But the sons of Korah would know that these accusations were just deceit from the wicked. They could send the POFMA against such falsehoods. [2] On one hand, God would judge against sinners, just like what he did with Israel and Judah. But on the other hand, the judgment did not continue to the next generation, and even sinners could be forgiven by God through their repentance. This message was critical to the next generation of those living in exile. They must not give up or think that God had forsaken them forever. The sons of Korah experienced in their own history the redemption of God. And so they could write from their own experience to lead these people in worship whenever they felt separated from God. The separation because of sin is only temporal. The key is to turn back to God for salvation.

1 Vindicate me, my God,
and plead my cause
against an unfaithful nation.
Rescue me from those who are
deceitful and wicked.
2 You are God my stronghold.
3 Send me your light and your faithful care,
let them lead me;
let them bring me to your holy mountain,
to the place where you dwell.

What can we learn from this story of redemption? We learn that the judgment of God is not forever. We know that when we feel separated from God, even if it might really be because of our sins and unfaithfulness, we can still pray like the sons of Korah:
5 Why, my soul, are you downcast?
Why so disturbed within me?
Put your hope in God,
for I will yet praise him,
my Savior and my God.

Lastly, I want to share a little reflection as I write this sermon in the heat of our general election. Like me, you might have read the stories of the candidates and their manifestos of their vision for Singapore. Many of these stories speak of how they overcame the odds of their humble backgrounds, and hopefully as leaders they can also create the same opportunities for all Singaporeans. These stories and visions inspire us to work towards a society that is compassionate in giving second chances, and fair in ensuring social mobility.

My belief is that our Christian faith is the same. As we look back in history from the Old Testament to the New, God’s story is a consistent pattern of forgiveness and service towards the weak and vulnerable. The reason we tell ourselves to hope in God as our Savior is because that was how God acted repeatedly in history. This was what the sons of Korah testified in their psalms. And let this be the culture of Jubilee: a place of compassion and forgiveness. That no matter whatever background or past we might have, in this place, it is always open for a new life of service to God.
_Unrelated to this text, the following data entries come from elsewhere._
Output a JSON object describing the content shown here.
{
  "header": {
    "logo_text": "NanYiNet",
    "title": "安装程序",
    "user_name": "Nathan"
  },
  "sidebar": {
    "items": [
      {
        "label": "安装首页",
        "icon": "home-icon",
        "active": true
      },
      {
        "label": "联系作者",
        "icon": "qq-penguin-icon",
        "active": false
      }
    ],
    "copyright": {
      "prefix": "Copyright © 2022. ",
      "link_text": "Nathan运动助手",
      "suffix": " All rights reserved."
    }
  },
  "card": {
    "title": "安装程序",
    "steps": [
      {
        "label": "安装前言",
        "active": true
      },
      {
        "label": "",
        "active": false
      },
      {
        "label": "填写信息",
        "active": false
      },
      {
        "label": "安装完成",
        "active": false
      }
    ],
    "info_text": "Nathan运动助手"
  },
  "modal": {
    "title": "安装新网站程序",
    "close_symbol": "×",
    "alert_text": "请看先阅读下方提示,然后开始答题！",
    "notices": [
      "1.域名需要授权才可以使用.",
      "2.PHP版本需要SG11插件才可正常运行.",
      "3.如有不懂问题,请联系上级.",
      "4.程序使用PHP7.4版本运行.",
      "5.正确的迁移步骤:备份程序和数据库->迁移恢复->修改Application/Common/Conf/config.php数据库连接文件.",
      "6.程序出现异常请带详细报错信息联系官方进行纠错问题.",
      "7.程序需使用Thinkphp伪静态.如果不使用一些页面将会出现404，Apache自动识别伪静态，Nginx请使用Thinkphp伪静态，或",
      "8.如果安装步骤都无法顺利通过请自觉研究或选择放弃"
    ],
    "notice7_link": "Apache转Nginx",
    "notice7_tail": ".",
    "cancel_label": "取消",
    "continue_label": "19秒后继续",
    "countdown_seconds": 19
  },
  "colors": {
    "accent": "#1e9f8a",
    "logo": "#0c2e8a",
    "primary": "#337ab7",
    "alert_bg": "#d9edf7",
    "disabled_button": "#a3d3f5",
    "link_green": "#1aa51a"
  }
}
[1]The Levites were divided into 3 main groups, based on the 3 sons of Levi, to take on the sacred task of serving the people at the sanctuary. At the outermost group, the Merarites, named after the youngest son of Levi, Merari, were responsible for the care of the framework - posts, crossbars, courtyard, tent pegs, etc. - of the sanctuary. At the middle layer, the Gershonites, named after the eldest son of Levi, Gershon, were responsible for the care of the curtains, hangings, and ropes of the sanctuary. At the innermost layer, the Kohathites, named after the middle son of Levi, Kohath, were responsible for the care of the vessels and objects within the sanctuary. So, based on the division of labor of among the Levites, you can sense a sort of hierarchy based on their family line.